Now, although I don’t necessarily agree with Kevin Hassett’s prescriptions, I can understand his feeling that the “paradox of thrift” argument for more government spending seems a bit strange in the case where public and private debt are elevated.
Fundamentally, I believe that all the debate stems from different peoples view of “the natural rate of output”.
If we completely believe the CBO potential output projections (which I do not) then we are in a hole – and there is a DEFINTE and URGENT case for a fiscal stimulus. I am more than willing to concede that.

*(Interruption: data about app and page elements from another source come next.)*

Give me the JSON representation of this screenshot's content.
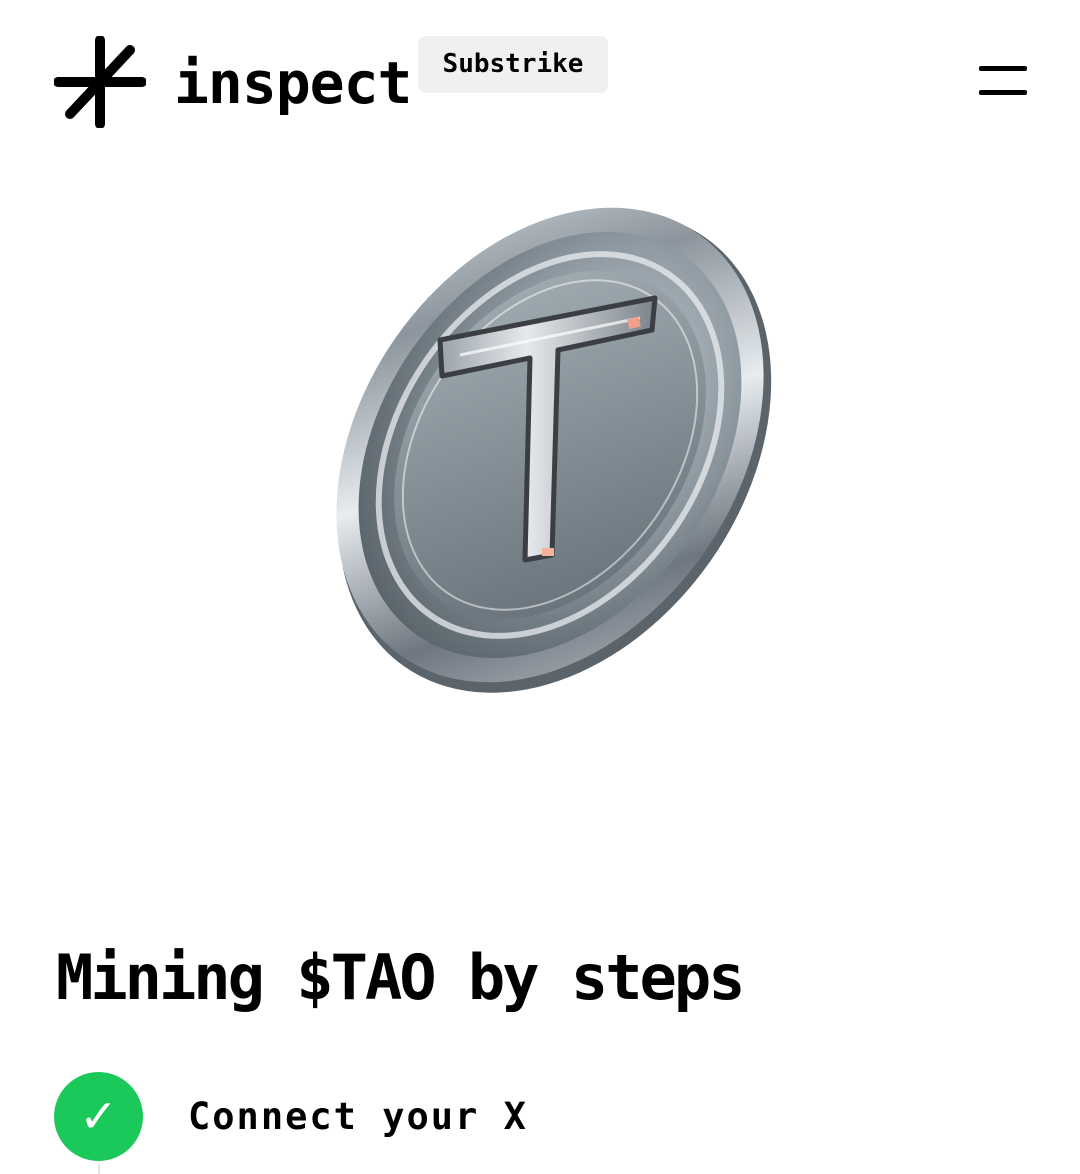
{
  "header": {
    "brand": "inspect",
    "badge": "Substrike",
    "logo_icon": "asterisk-logo-icon",
    "menu_icon": "hamburger-menu-icon"
  },
  "hero": {
    "image": "tao-coin-image",
    "coin_letter": "T"
  },
  "main": {
    "title": "Mining $TAO by steps",
    "steps": [
      {
        "label": "Connect your X",
        "status": "completed",
        "icon": "checkmark-icon",
        "check": "✓"
      }
    ]
  },
  "colors": {
    "background": "#ffffff",
    "text": "#000000",
    "badge_bg": "#f0f0f0",
    "success": "#1bc95a"
  }
}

However, if potential is a lot lower (either because we have been running past, or because it has been “hammered” by recent supply side shocks), then the current pull back in spending by agents is rational and should be allowed to happen. If the government can help the transition (eg by pushing the real wage to adjust and/or by helping unemployed people “upskill”) then there could well be a case for that – but not for an indiscriminate fiscal stimulus.
Lets take today’s discussion of household wealth as an example. Households in the US based spending patterns on a estimated lifetime wealth level that included increases in real house prices. However, real house prices have plummeted. This is a real reduction in consumers lifetime spending power – and so should be match by a marked reduction in household spending.

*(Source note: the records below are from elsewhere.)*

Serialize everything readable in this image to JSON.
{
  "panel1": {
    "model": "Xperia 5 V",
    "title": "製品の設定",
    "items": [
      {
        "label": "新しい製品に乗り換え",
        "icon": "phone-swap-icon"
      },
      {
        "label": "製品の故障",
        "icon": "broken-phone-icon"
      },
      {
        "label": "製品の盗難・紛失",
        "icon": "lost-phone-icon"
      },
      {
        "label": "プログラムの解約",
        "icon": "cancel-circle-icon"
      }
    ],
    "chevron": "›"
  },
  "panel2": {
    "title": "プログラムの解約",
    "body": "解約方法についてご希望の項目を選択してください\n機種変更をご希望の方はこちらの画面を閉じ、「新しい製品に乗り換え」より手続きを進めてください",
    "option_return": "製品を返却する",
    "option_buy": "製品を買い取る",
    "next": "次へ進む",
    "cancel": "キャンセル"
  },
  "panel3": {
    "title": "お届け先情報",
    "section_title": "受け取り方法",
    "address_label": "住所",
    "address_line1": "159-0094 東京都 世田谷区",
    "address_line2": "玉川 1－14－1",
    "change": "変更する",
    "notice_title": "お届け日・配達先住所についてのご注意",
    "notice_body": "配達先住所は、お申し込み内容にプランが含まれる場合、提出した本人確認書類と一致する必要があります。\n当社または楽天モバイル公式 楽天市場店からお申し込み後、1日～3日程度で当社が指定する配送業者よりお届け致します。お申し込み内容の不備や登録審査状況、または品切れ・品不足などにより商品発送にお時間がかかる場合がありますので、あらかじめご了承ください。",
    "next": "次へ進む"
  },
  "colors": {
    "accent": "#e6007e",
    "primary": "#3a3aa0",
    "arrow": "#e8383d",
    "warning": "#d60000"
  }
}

If consumers now feel that they are borrowing to much we have to let them save – or else we will just be making them worse off. Is there a cost to this savings behaviour, YES. But having the government tax (in the future) and spend people money for them in isn’t going to magically make things better.
The current crisis is the result of a huge change in expectations which can only occur in the case of both imperfect and asymmetric information among agents. With such a wide ranging market failure there are definitely ways that government can help – however, appealing to the “paradox of thrift” for arbitrary government spending is not one of them.